Notice the brooms sticking out of the container in the bottom left hand side of the picture. There are witches here and the brooms are not just for cleaning.
For these first few years I was designing and building the different variations of the temple as mini-figure doll houses for Maraya.
Besides building a one piece removable roof and one side of the temple wall that could be lowered on hinges. I also built and the back wall of the temple as a hinged door that could be opened. That way by removing the roof, lowering the side wall of the temple on its hinges and/or opening the back door, Maraya had easy access into the temple for play time.
It is not easy to get LEGO constructions to span a big distance from one point to another without bending or giving in to its own weight. To solve that problem I made the whole roof solid by filling it with interwoven LEGO “Plates.” But if I had used regular LEGO roof tiles, the angle of the roof would have been so steep that to fill it’s large 30 or 45 degree triangle core with criss-crossing LEGO plates would have made it to heavy for Maraya to lift by herself.
I solved that technical problem by using the thin LEGO railroad ramps normally used for LEGO cars going over LEGO railroad tracks. That created a low angled roof that only had 8 pounds of LEGO flats inside of it for internal strength.
Here is how the hinged wall works:
With the roof taken off and the side wall lowered down, it is easy to get into the Alter room and the two rooms behind the Alter. Those two rooms are the Crone’s bedroom and the witches’ alchemy room.
Normally the clear plastic wall, seen on the left of this picture would extend all along the side of the recreation area. The hinged temple wall would sit perfectly flat on top of the clear plastic parameter wall and not crush the LEGO minifigs below. I had removed the parameter wall to take pictures of some the outdoor recreation area.
This picture shows me showcasing the door in the back wall of the temple. I designed it to give Maraya easy access to the two back rooms without having to remove the roof and/or laying the temple’s hinged wall on its side.
In the above picture, I am holding the witches Alchemy room that I slid out from the back of the Temple.

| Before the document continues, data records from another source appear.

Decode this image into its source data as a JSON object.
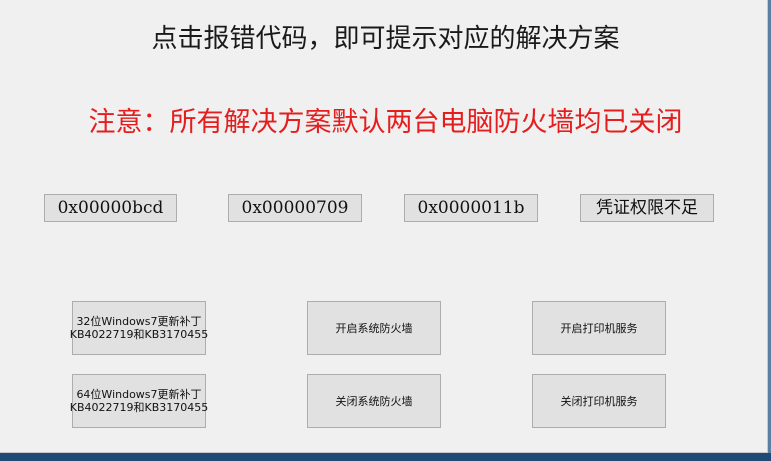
{
  "title": "点击报错代码，即可提示对应的解决方案",
  "warning": "注意：所有解决方案默认两台电脑防火墙均已关闭",
  "warning_color": "#e41e1e",
  "codes": [
    {
      "label": "0x00000bcd"
    },
    {
      "label": "0x00000709"
    },
    {
      "label": "0x0000011b"
    },
    {
      "label": "凭证权限不足"
    }
  ],
  "actions": {
    "win7_32": {
      "line1": "32位Windows7更新补丁",
      "line2": "KB4022719和KB3170455"
    },
    "win7_64": {
      "line1": "64位Windows7更新补丁",
      "line2": "KB4022719和KB3170455"
    },
    "enable_firewall": "开启系统防火墙",
    "disable_firewall": "关闭系统防火墙",
    "enable_print": "开启打印机服务",
    "disable_print": "关闭打印机服务"
  }
}
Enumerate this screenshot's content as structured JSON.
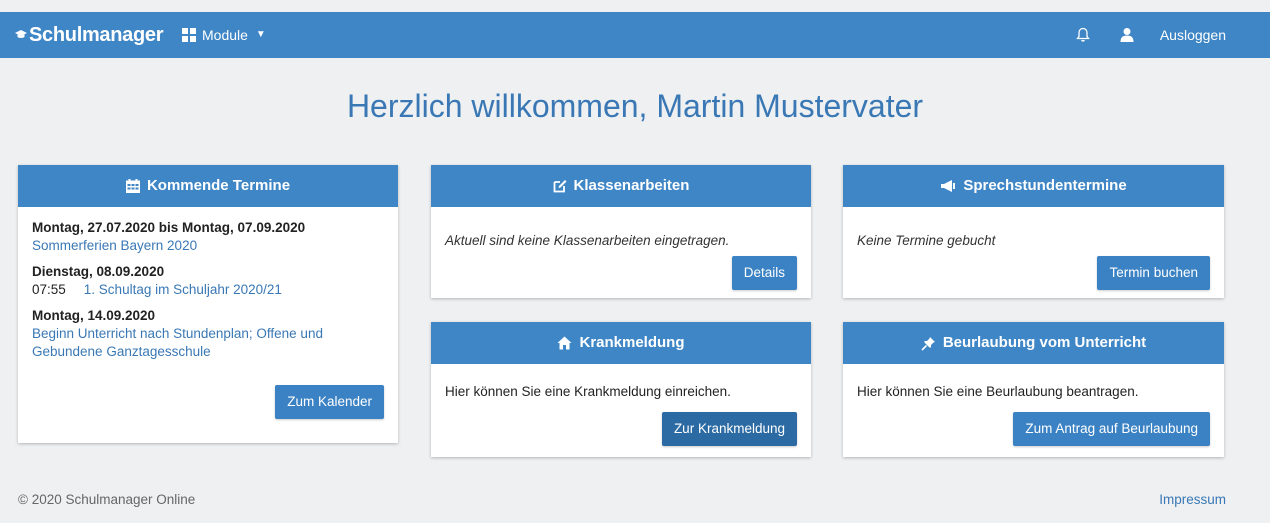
{
  "nav": {
    "brand": "Schulmanager",
    "modules_label": "Module",
    "logout_label": "Ausloggen"
  },
  "welcome": "Herzlich willkommen, Martin Mustervater",
  "termine": {
    "title": "Kommende Termine",
    "events": [
      {
        "date": "Montag, 27.07.2020 bis Montag, 07.09.2020",
        "time": "",
        "text": "Sommerferien Bayern 2020"
      },
      {
        "date": "Dienstag, 08.09.2020",
        "time": "07:55",
        "text": "1. Schultag im Schuljahr 2020/21"
      },
      {
        "date": "Montag, 14.09.2020",
        "time": "",
        "text": "Beginn Unterricht nach Stundenplan; Offene und Gebundene Ganztagesschule"
      }
    ],
    "button": "Zum Kalender"
  },
  "klassenarbeiten": {
    "title": "Klassenarbeiten",
    "text": "Aktuell sind keine Klassenarbeiten eingetragen.",
    "button": "Details"
  },
  "sprechstunden": {
    "title": "Sprechstundentermine",
    "text": "Keine Termine gebucht",
    "button": "Termin buchen"
  },
  "krankmeldung": {
    "title": "Krankmeldung",
    "text": "Hier können Sie eine Krankmeldung einreichen.",
    "button": "Zur Krankmeldung"
  },
  "beurlaubung": {
    "title": "Beurlaubung vom Unterricht",
    "text": "Hier können Sie eine Beurlaubung beantragen.",
    "button": "Zum Antrag auf Beurlaubung"
  },
  "footer": {
    "copyright": "© 2020 Schulmanager Online",
    "impressum": "Impressum"
  },
  "colors": {
    "primary": "#3f86c6",
    "link": "#3a78b5",
    "background": "#eef0f2"
  },
  "icons": [
    "graduation-cap-icon",
    "grid-icon",
    "bell-icon",
    "user-icon",
    "calendar-icon",
    "edit-icon",
    "megaphone-icon",
    "home-icon",
    "pin-icon"
  ]
}
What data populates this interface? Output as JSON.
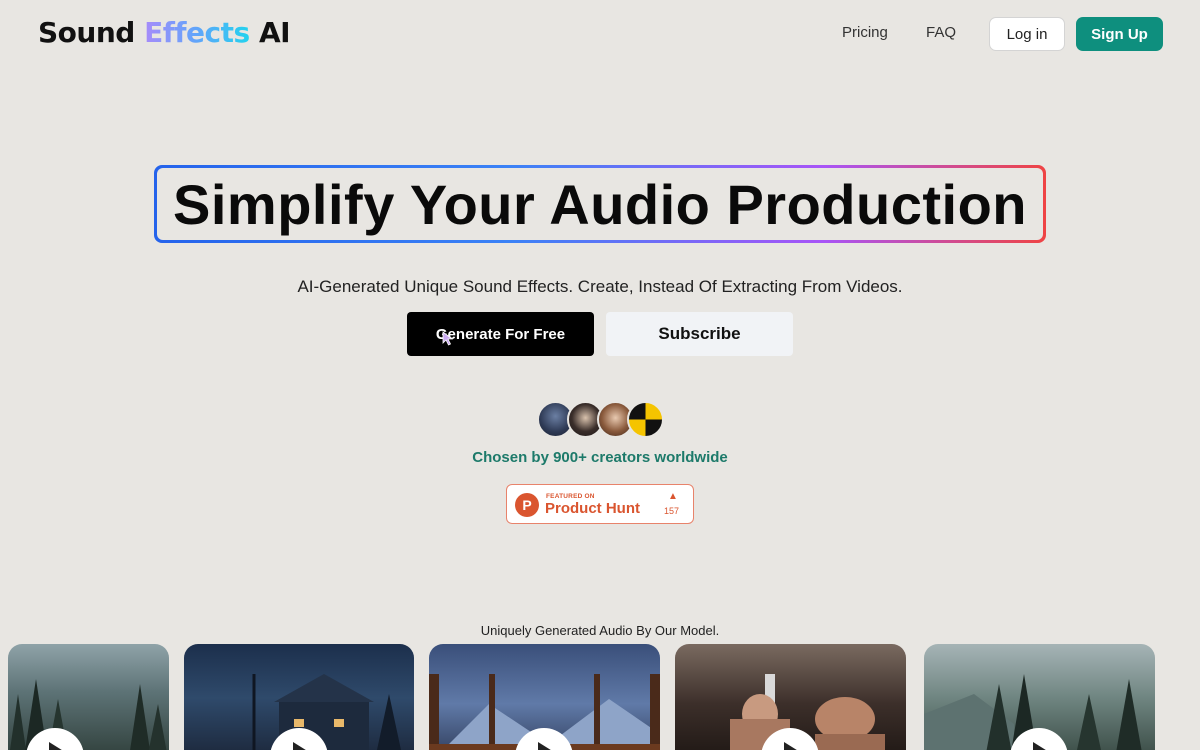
{
  "nav": {
    "logo_part1": "Sound",
    "logo_part2": "Effects",
    "logo_part3": "AI",
    "pricing": "Pricing",
    "faq": "FAQ",
    "login": "Log in",
    "signup": "Sign Up"
  },
  "hero": {
    "title": "Simplify Your Audio Production",
    "subtitle": "AI-Generated Unique Sound Effects. Create, Instead Of Extracting From Videos.",
    "generate_button": "Generate For Free",
    "subscribe_button": "Subscribe",
    "chosen_text": "Chosen by 900+ creators worldwide"
  },
  "product_hunt": {
    "featured": "FEATURED ON",
    "name": "Product Hunt",
    "logo_letter": "P",
    "arrow": "▲",
    "count": "157"
  },
  "gallery": {
    "label": "Uniquely Generated Audio By Our Model.",
    "cards": [
      "forest",
      "rainy-house",
      "snowy-window",
      "fighters",
      "forest-lake"
    ]
  },
  "colors": {
    "background": "#e8e6e2",
    "brand_teal": "#0e8f7e",
    "chosen_text": "#1d7a6a",
    "product_hunt": "#da552f"
  }
}
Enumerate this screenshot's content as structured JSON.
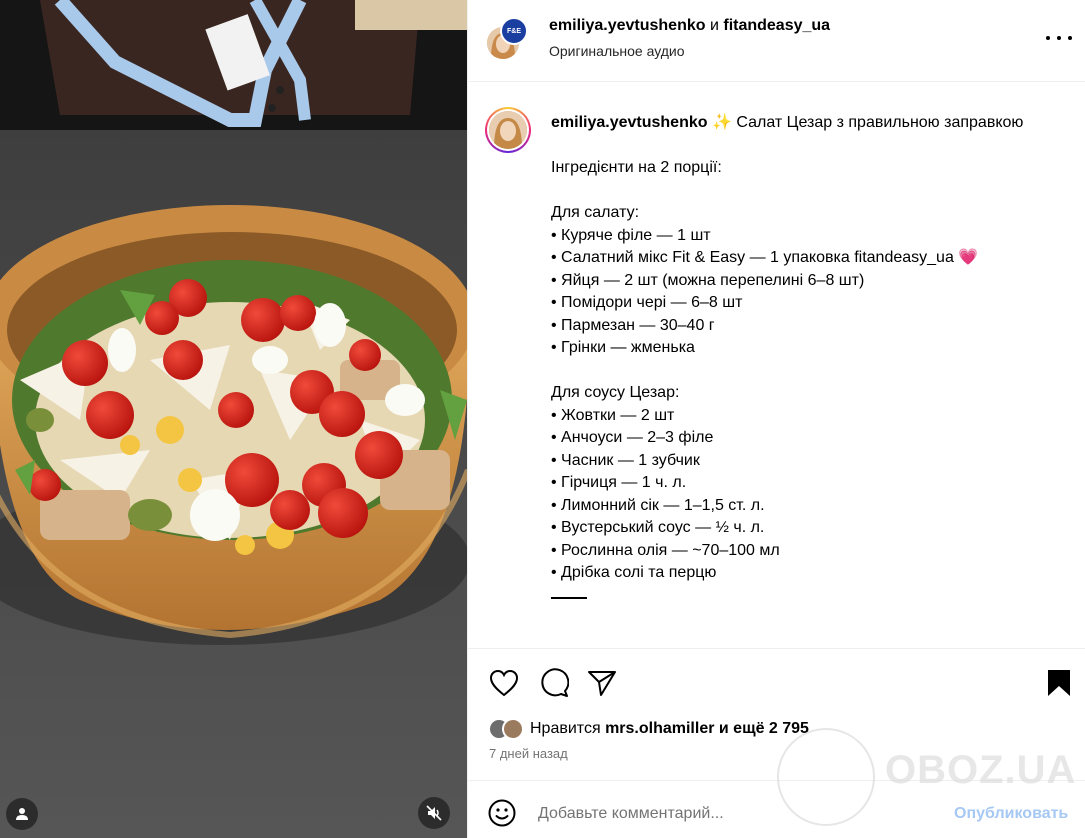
{
  "header": {
    "user1": "emiliya.yevtushenko",
    "joiner": "и",
    "user2": "fitandeasy_ua",
    "audio": "Оригинальное аудио",
    "badge_text": "F&E"
  },
  "caption": {
    "author": "emiliya.yevtushenko",
    "title": "Салат Цезар з правильною заправкою",
    "lines": [
      "Інгредієнти на 2 порції:",
      "",
      "Для салату:",
      "• Куряче філе — 1 шт",
      "• Салатний мікс Fit & Easy — 1 упаковка fitandeasy_ua",
      "• Яйця — 2 шт (можна перепелині 6–8 шт)",
      "• Помідори чері — 6–8 шт",
      "• Пармезан — 30–40 г",
      "• Грінки — жменька",
      "",
      "Для соусу Цезар:",
      "• Жовтки — 2 шт",
      "• Анчоуси — 2–3 філе",
      "• Часник — 1 зубчик",
      "• Гірчиця — 1 ч. л.",
      "• Лимонний сік — 1–1,5 ст. л.",
      "• Вустерський соус — ½ ч. л.",
      "• Рослинна олія — ~70–100 мл",
      "• Дрібка солі та перцю"
    ],
    "sparkle": "✨",
    "heart": "💗"
  },
  "likes": {
    "prefix": "Нравится",
    "user": "mrs.olhamiller",
    "suffix": "и ещё 2 795"
  },
  "time": "7 дней назад",
  "comment": {
    "placeholder": "Добавьте комментарий...",
    "publish": "Опубликовать"
  },
  "watermark": "OBOZ.UA",
  "colors": {
    "publish": "#a6c8f5",
    "secondary_text": "#737373",
    "divider": "#efefef",
    "story_ring": "#ee2a7b"
  }
}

As a part of that system I designed, I built the two back rooms in the temple on basic LEGO 32 stud base plates. These base plate rooms easily fit into a rail support system I built, that would allow the Crone’s bed room and the Alchemy room to be independently slid out of the back door wall of the Temple like drawers, so that they could be played with outside the temple.
A closer look at the witches’ alchemy room. The witches are concocting a brew.
A closer look at the Temple Crone’s bedroom. I had fun making the crone’s four poster canopied bed.